First (and most obviously) it is at least plausible that Amazon’s use of this data improves the conditions of competition (in the marketplace and/or on adjacent markets).

This is so, in particular, if Amazon uses this strategy to challenge the position of well-established players. Why would a practice that is capable of placing competitive pressure on incumbents be an ‘improper’ way of competing?

Second, it is unclear what would turn Amazon’s conduct into an ‘improper’ method. Finding business opportunities by replicating what others are doing well is as old as doing business. Absent a breach of intellectual property, it looks like a most natural expression of competition on the merits.

What is more, it is a commonplace practice in the retail sector (these are long-standing complaints against supermarkets, including the use of non-public data).

What is distinctive, or unique, about Amazon’s behaviour, against this background? Is it the scale? Is it the fact that Amazon is more effective in the gathering and use of third-party data? These questions seem key to making sense of the case.

Finally, one should not forget that all firms (not only Amazon) exploit their advantages. There is nothing inherently anticompetitive in doing so. On the contrary.

In fact, the whole purpose of competition law has never been to create a level playing field in which firms compete with the exact same forces and assets. The point of competition law is instead to ensure that firms retain the ability and incentive to make the most of what they have.

Against this background, the question that comes to mind is whether it is possible to distinguish, in a meaningful way, between competitive advantages that can and cannot be exploited or between competitive advantages that are proper and improper.

What about anticompetitive effects?

The press release suggests that the use of non-public data would allow Amazon to ‘leverage its dominance in the market for the provision of marketplace services‘.

Remarkably, however, the press release is not explicit about the markets that would be affected by the practice. Insofar as Amazon’s conduct is capable of improving the conditions of competition and of injecting rivalry, one would expect the issue of anticompetitive effects to feature prominently as the crucial inquiry in the case.

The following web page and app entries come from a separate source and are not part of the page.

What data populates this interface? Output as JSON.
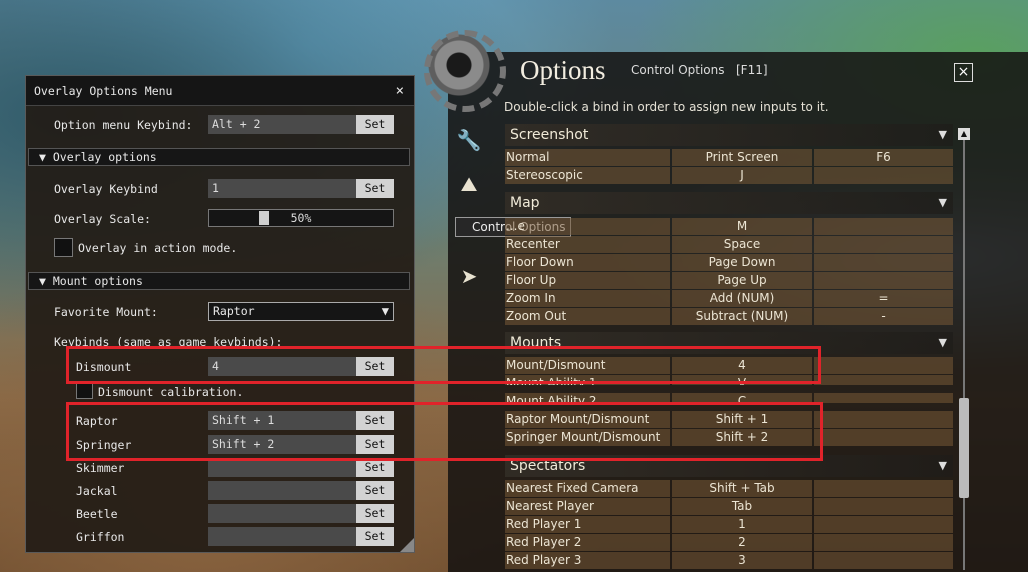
{
  "overlay": {
    "title": "Overlay Options Menu",
    "close": "×",
    "option_menu_keybind_label": "Option menu Keybind:",
    "option_menu_keybind_value": "Alt + 2",
    "set": "Set",
    "overlay_options_header": "Overlay options",
    "overlay_keybind_label": "Overlay Keybind",
    "overlay_keybind_value": "1",
    "overlay_scale_label": "Overlay Scale:",
    "overlay_scale_value": "50%",
    "overlay_action_mode_label": "Overlay in action mode.",
    "mount_options_header": "Mount options",
    "favorite_mount_label": "Favorite Mount:",
    "favorite_mount_value": "Raptor",
    "keybinds_label": "Keybinds (same as game keybinds):",
    "dismount_label": "Dismount",
    "dismount_value": "4",
    "dismount_calibration_label": "Dismount calibration.",
    "mounts": [
      {
        "name": "Raptor",
        "value": "Shift + 1"
      },
      {
        "name": "Springer",
        "value": "Shift + 2"
      },
      {
        "name": "Skimmer",
        "value": ""
      },
      {
        "name": "Jackal",
        "value": ""
      },
      {
        "name": "Beetle",
        "value": ""
      },
      {
        "name": "Griffon",
        "value": ""
      }
    ]
  },
  "game": {
    "title": "Options",
    "subtitle": "Control Options",
    "hotkey": "[F11]",
    "close": "×",
    "hint": "Double-click a bind in order to assign new inputs to it.",
    "tooltip": "Control Options",
    "sections": {
      "screenshot": "Screenshot",
      "map": "Map",
      "mounts": "Mounts",
      "spectators": "Spectators"
    },
    "screenshot_rows": [
      {
        "action": "Normal",
        "primary": "Print Screen",
        "secondary": "F6"
      },
      {
        "action": "Stereoscopic",
        "primary": "J",
        "secondary": ""
      }
    ],
    "map_rows": [
      {
        "action": "...e",
        "primary": "M",
        "secondary": ""
      },
      {
        "action": "Recenter",
        "primary": "Space",
        "secondary": ""
      },
      {
        "action": "Floor Down",
        "primary": "Page Down",
        "secondary": ""
      },
      {
        "action": "Floor Up",
        "primary": "Page Up",
        "secondary": ""
      },
      {
        "action": "Zoom In",
        "primary": "Add (NUM)",
        "secondary": "="
      },
      {
        "action": "Zoom Out",
        "primary": "Subtract (NUM)",
        "secondary": "-"
      }
    ],
    "mount_rows": [
      {
        "action": "Mount/Dismount",
        "primary": "4",
        "secondary": ""
      },
      {
        "action": "Mount Ability 1",
        "primary": "V",
        "secondary": ""
      },
      {
        "action": "Mount Ability 2",
        "primary": "C",
        "secondary": ""
      },
      {
        "action": "Raptor Mount/Dismount",
        "primary": "Shift + 1",
        "secondary": ""
      },
      {
        "action": "Springer Mount/Dismount",
        "primary": "Shift + 2",
        "secondary": ""
      }
    ],
    "spectator_rows": [
      {
        "action": "Nearest Fixed Camera",
        "primary": "Shift + Tab",
        "secondary": ""
      },
      {
        "action": "Nearest Player",
        "primary": "Tab",
        "secondary": ""
      },
      {
        "action": "Red Player 1",
        "primary": "1",
        "secondary": ""
      },
      {
        "action": "Red Player 2",
        "primary": "2",
        "secondary": ""
      },
      {
        "action": "Red Player 3",
        "primary": "3",
        "secondary": ""
      }
    ]
  },
  "colors": {
    "highlight": "#e0232a"
  }
}
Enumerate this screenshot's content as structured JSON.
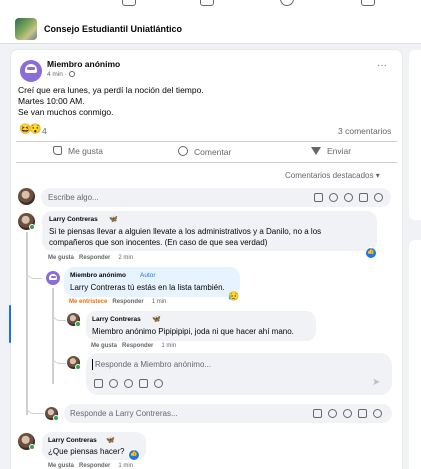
{
  "group": {
    "name": "Consejo Estudiantil Uniatlántico"
  },
  "post": {
    "author": "Miembro anónimo",
    "time": "4 min · ",
    "more": "···",
    "text_lines": [
      "Creí que era lunes, ya perdí la noción del tiempo.",
      "Martes 10:00 AM.",
      "Se van muchos conmigo."
    ],
    "reaction_count": "4",
    "comments_count": "3 comentarios"
  },
  "actions": {
    "like": "Me gusta",
    "comment": "Comentar",
    "send": "Enviar"
  },
  "sort": {
    "label": "Comentarios destacados",
    "chevron": "▾"
  },
  "composer": {
    "placeholder": "Escribe algo..."
  },
  "comments": [
    {
      "name": "Larry Contreras",
      "lines": [
        "Si te piensas llevar a alguien llevate a los administrativos y a Danilo, no a los",
        "compañeros que son inocentes. (En caso de que sea verdad)"
      ],
      "like": "Me gusta",
      "reply": "Responder",
      "time": "2 min"
    },
    {
      "name": "Miembro anónimo",
      "badge": "Autor",
      "lines": [
        "Larry Contreras tú estás en la lista también."
      ],
      "like": "Me entristece",
      "reply": "Responder",
      "time": "1 min"
    },
    {
      "name": "Larry Contreras",
      "lines": [
        "Miembro anónimo Pipipipipi, joda ni que hacer ahí mano."
      ],
      "like": "Me gusta",
      "reply": "Responder",
      "time": "1 min"
    },
    {
      "name": "Larry Contreras",
      "lines": [
        "¿Que piensas hacer?"
      ],
      "like": "Me gusta",
      "reply": "Responder",
      "time": "1 min"
    }
  ],
  "reply_anon": {
    "placeholder": "Responde a Miembro anónimo..."
  },
  "reply_larry": {
    "placeholder": "Responde a Larry Contreras..."
  },
  "icons": {
    "emojis": [
      "😆",
      "😯"
    ],
    "sad": "😥",
    "like_thumb": "👍",
    "crown": "🦋",
    "send_arrow": "➤"
  },
  "colors": {
    "accent": "#1877f2",
    "author_badge": "#1b74e4",
    "sad_reaction": "#e9710f"
  }
}
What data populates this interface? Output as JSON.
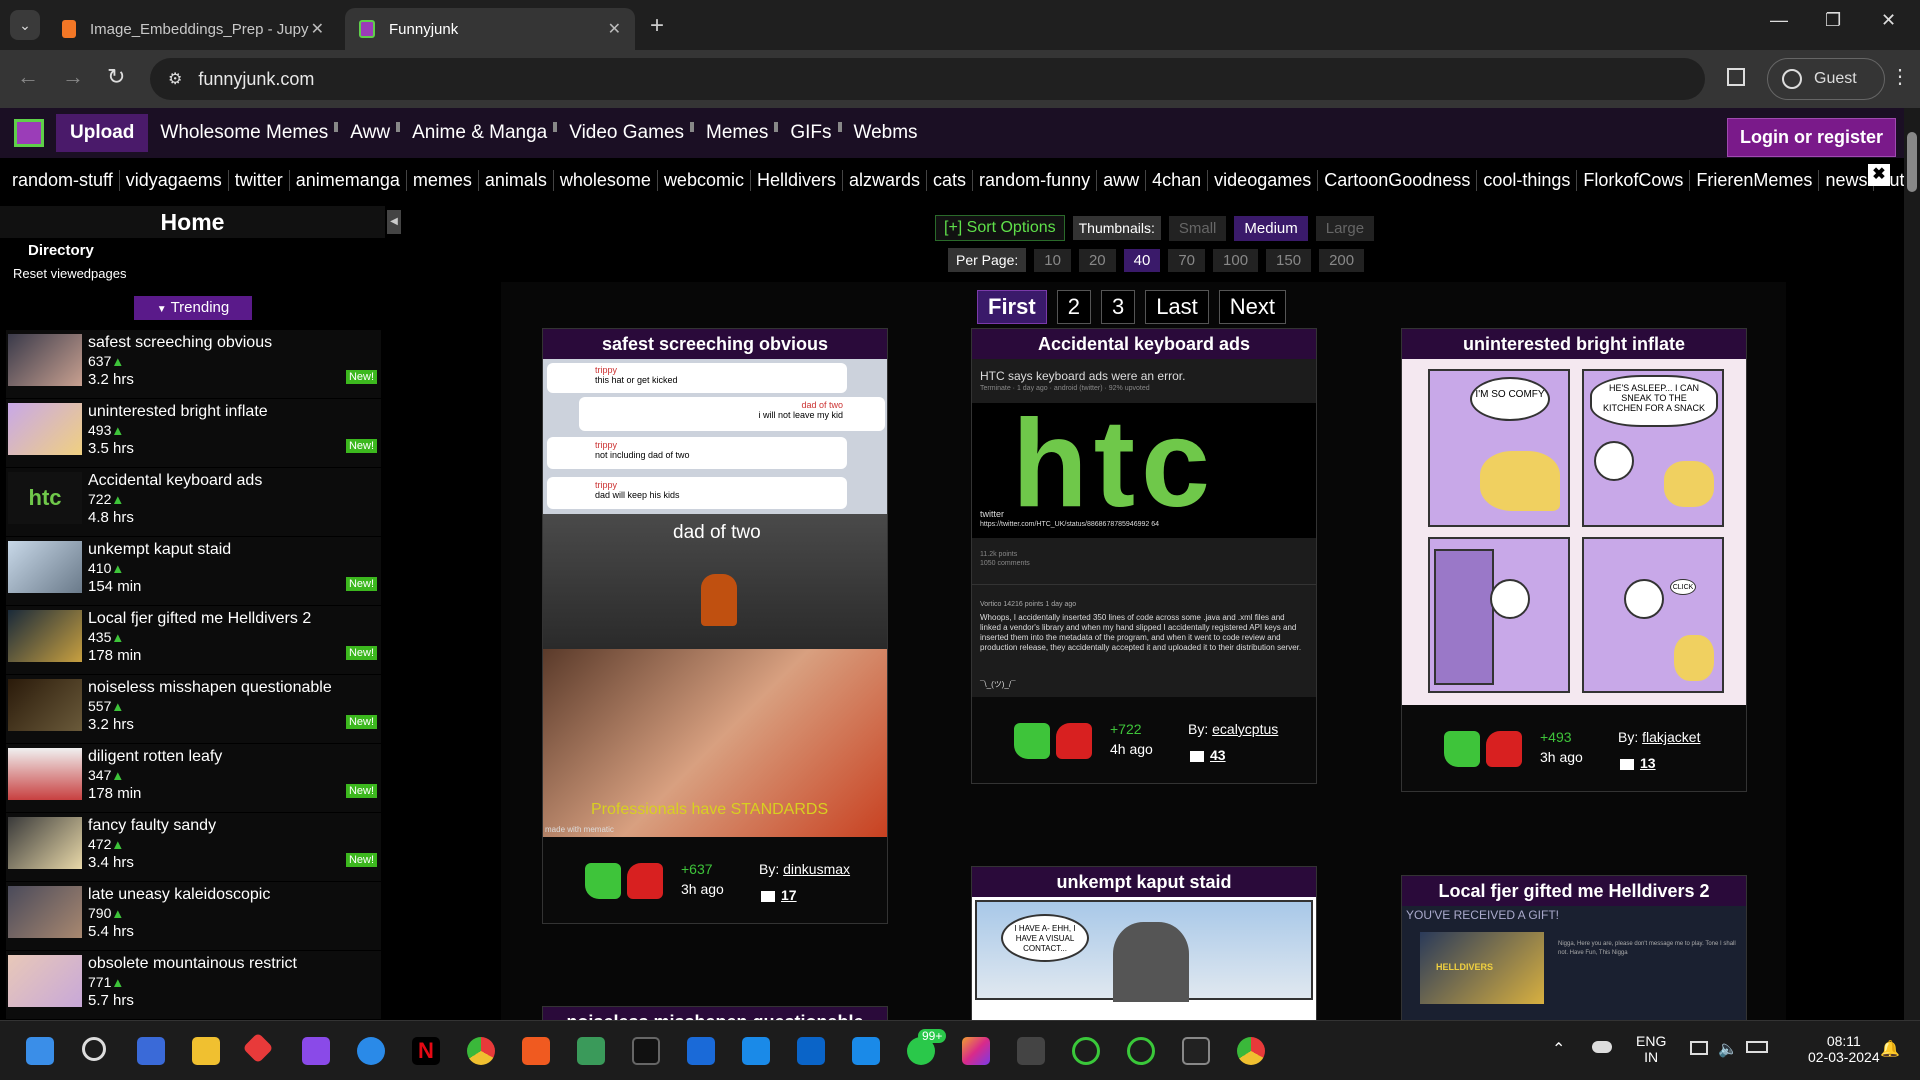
{
  "browser": {
    "tabs": [
      {
        "title": "Image_Embeddings_Prep - Jupy",
        "active": false
      },
      {
        "title": "Funnyjunk",
        "active": true
      }
    ],
    "url": "funnyjunk.com",
    "profile": "Guest"
  },
  "site": {
    "upload": "Upload",
    "topnav": [
      "Wholesome Memes",
      "Aww",
      "Anime & Manga",
      "Video Games",
      "Memes",
      "GIFs",
      "Webms"
    ],
    "login": "Login or register",
    "categories": [
      "random-stuff",
      "vidyagaems",
      "twitter",
      "animemanga",
      "memes",
      "animals",
      "wholesome",
      "webcomic",
      "Helldivers",
      "alzwards",
      "cats",
      "random-funny",
      "aww",
      "4chan",
      "videogames",
      "CartoonGoodness",
      "cool-things",
      "FlorkofCows",
      "FrierenMemes",
      "news",
      "cute"
    ]
  },
  "sidebar": {
    "home": "Home",
    "directory": "Directory",
    "reset": "Reset viewedpages",
    "trending": "Trending",
    "items": [
      {
        "title": "safest screeching obvious",
        "votes": "637",
        "time": "3.2 hrs",
        "new": "New!"
      },
      {
        "title": "uninterested bright inflate",
        "votes": "493",
        "time": "3.5 hrs",
        "new": "New!"
      },
      {
        "title": "Accidental keyboard ads",
        "votes": "722",
        "time": "4.8 hrs",
        "new": ""
      },
      {
        "title": "unkempt kaput staid",
        "votes": "410",
        "time": "154 min",
        "new": "New!"
      },
      {
        "title": "Local fjer gifted me Helldivers 2",
        "votes": "435",
        "time": "178 min",
        "new": "New!"
      },
      {
        "title": "noiseless misshapen questionable",
        "votes": "557",
        "time": "3.2 hrs",
        "new": "New!"
      },
      {
        "title": "diligent rotten leafy",
        "votes": "347",
        "time": "178 min",
        "new": "New!"
      },
      {
        "title": "fancy faulty sandy",
        "votes": "472",
        "time": "3.4 hrs",
        "new": "New!"
      },
      {
        "title": "late uneasy kaleidoscopic",
        "votes": "790",
        "time": "5.4 hrs",
        "new": ""
      },
      {
        "title": "obsolete mountainous restrict",
        "votes": "771",
        "time": "5.7 hrs",
        "new": ""
      }
    ]
  },
  "controls": {
    "sort": "[+] Sort Options",
    "thumbnails_label": "Thumbnails:",
    "sizes": [
      "Small",
      "Medium",
      "Large"
    ],
    "selected_size": "Medium",
    "per_page_label": "Per Page:",
    "per_page": [
      "10",
      "20",
      "40",
      "70",
      "100",
      "150",
      "200"
    ],
    "selected_per_page": "40",
    "pager": [
      "First",
      "2",
      "3",
      "Last",
      "Next"
    ]
  },
  "cards": [
    {
      "title": "safest screeching obvious",
      "score": "+637",
      "ago": "3h ago",
      "by_label": "By:",
      "author": "dinkusmax",
      "comments": "17",
      "img_text": {
        "l1": "trippy",
        "l2": "this hat or get kicked",
        "l3": "dad of two",
        "l4": "i will not leave my kid",
        "l5": "trippy",
        "l6": "not including dad of two",
        "l7": "trippy",
        "l8": "dad will keep his kids",
        "cap": "dad of two",
        "tf2": "Professionals have STANDARDS",
        "wm": "made with mematic"
      }
    },
    {
      "title": "Accidental keyboard ads",
      "score": "+722",
      "ago": "4h ago",
      "by_label": "By:",
      "author": "ecalycptus",
      "comments": "43",
      "img_text": {
        "head": "HTC says keyboard ads were an error.",
        "sub": "Terminate · 1 day ago · android (twitter) · 92% upvoted",
        "logo": "htc",
        "tw": "twitter",
        "link": "https://twitter.com/HTC_UK/status/8868678785946992 64",
        "pts": "11.2k points",
        "cmts": "1050 comments",
        "user": "Vortico 14216 points 1 day ago",
        "body": "Whoops, I accidentally inserted 350 lines of code across some .java and .xml files and linked a vendor's library and when my hand slipped I accidentally registered API keys and inserted them into the metadata of the program, and when it went to code review and production release, they accidentally accepted it and uploaded it to their distribution server.",
        "shrug": "¯\\_(ツ)_/¯"
      }
    },
    {
      "title": "uninterested bright inflate",
      "score": "+493",
      "ago": "3h ago",
      "by_label": "By:",
      "author": "flakjacket",
      "comments": "13",
      "img_text": {
        "b1": "I'M SO COMFY",
        "b2": "HE'S ASLEEP... I CAN SNEAK TO THE KITCHEN FOR A SNACK",
        "b3": "CLICK"
      }
    },
    {
      "title": "unkempt kaput staid",
      "img_text": {
        "b1": "I HAVE A- EHH, I HAVE A VISUAL CONTACT..."
      }
    },
    {
      "title": "Local fjer gifted me Helldivers 2",
      "img_text": {
        "head": "YOU'VE RECEIVED A GIFT!",
        "game": "HELLDIVERS",
        "msg": "Nigga, Here you are, please don't message me to play. Tone I shall not. Have Fun, This Nigga"
      }
    },
    {
      "title": "noiseless misshapen questionable"
    }
  ],
  "taskbar": {
    "lang1": "ENG",
    "lang2": "IN",
    "time": "08:11",
    "date": "02-03-2024",
    "badge": "99+"
  }
}
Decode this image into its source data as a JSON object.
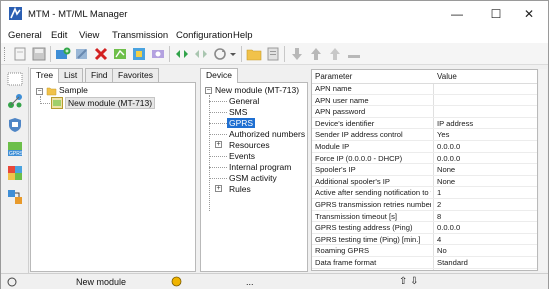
{
  "window": {
    "title": "MTM - MT/ML Manager"
  },
  "window_controls": {
    "minimize": "—",
    "maximize": "☐",
    "close": "✕"
  },
  "menu": [
    "General",
    "Edit",
    "View",
    "Transmission",
    "Configuration",
    "Help"
  ],
  "toolbar_icons": [
    "new-icon",
    "save-icon",
    "add-module-icon",
    "delete-icon",
    "configure-icon",
    "map-icon",
    "export-icon",
    "connect-icon",
    "disconnect-icon",
    "wizard-icon",
    "dropdown-arrow-icon",
    "folder-icon",
    "print-icon",
    "download-icon",
    "upload-icon",
    "upload-alt-icon",
    "sync-icon"
  ],
  "left_strip_icons": [
    "modules-icon",
    "network-icon",
    "shield-icon",
    "gprs-device-icon",
    "puzzle-icon",
    "flow-icon"
  ],
  "left_tabs": [
    "Tree",
    "List",
    "Find",
    "Favorites"
  ],
  "tree": {
    "root": "Sample",
    "child": "New module (MT-713)"
  },
  "device_tab": "Device",
  "device_tree": {
    "root": "New module (MT-713)",
    "items": [
      "General",
      "SMS",
      "GPRS",
      "Authorized numbers",
      "Resources",
      "Events",
      "Internal program",
      "GSM activity",
      "Rules"
    ]
  },
  "grid": {
    "header": {
      "param": "Parameter",
      "value": "Value"
    },
    "rows": [
      {
        "param": "APN name",
        "value": ""
      },
      {
        "param": "APN user name",
        "value": ""
      },
      {
        "param": "APN password",
        "value": ""
      },
      {
        "param": "Device's identifier",
        "value": "IP address"
      },
      {
        "param": "Sender IP address control",
        "value": "Yes"
      },
      {
        "param": "Module IP",
        "value": "0.0.0.0"
      },
      {
        "param": "Force IP (0.0.0.0 - DHCP)",
        "value": "0.0.0.0"
      },
      {
        "param": "Spooler's IP",
        "value": "None"
      },
      {
        "param": "Additional spooler's IP",
        "value": "None"
      },
      {
        "param": "Active after sending notification to t...",
        "value": "1"
      },
      {
        "param": "GPRS transmission retries number",
        "value": "2"
      },
      {
        "param": "Transmission timeout [s]",
        "value": "8"
      },
      {
        "param": "GPRS testing address (Ping)",
        "value": "0.0.0.0"
      },
      {
        "param": "GPRS testing time (Ping) [min.]",
        "value": "4"
      },
      {
        "param": "Roaming GPRS",
        "value": "No"
      },
      {
        "param": "Data frame format",
        "value": "Standard"
      }
    ]
  },
  "status": {
    "module": "New module",
    "text2": "...",
    "arrows": "⇧ ⇩"
  },
  "colors": {
    "selection": "#1f6fd1",
    "status_dot": "#f0b400"
  }
}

The wording of the press release raises the question of how the analysis of anticompetitive effects will be conducted by the Commission. A second, related one, is whether the analysis will be relaxed relative to the case law.

More precisely: will the Commission equate a competitive advantage with anticompetitive effects? The case law suggests that this tendency is not unusual in competition authorities. This same case law makes clear that an advantage does not amount, in and of itself, to an anticompetitive effect.

In addition: will the threshold be set at the level of plausibility (as opposed to likelihood)? If so, the analysis of effects would become a mere formality (potentially abusive conduct is most of the time a plausible source of anticompetitive effects).

My impression is that common carrier antitrust tends to lead to a relaxation of this assessment. Under this sui generis approach to Article 102 TFEU, any distortions of competition that come from self-preferencing are deemed problematic, even when they intensify rivalry.

It will be fascinating to see whether this is indeed the path followed.

I very much look forward to your comments. If there was any doubt: I have nothing to disclose.

Written by Pablo Ibanez Colomo

10 November 2020 at 5:10 pm

Posted in Uncategorized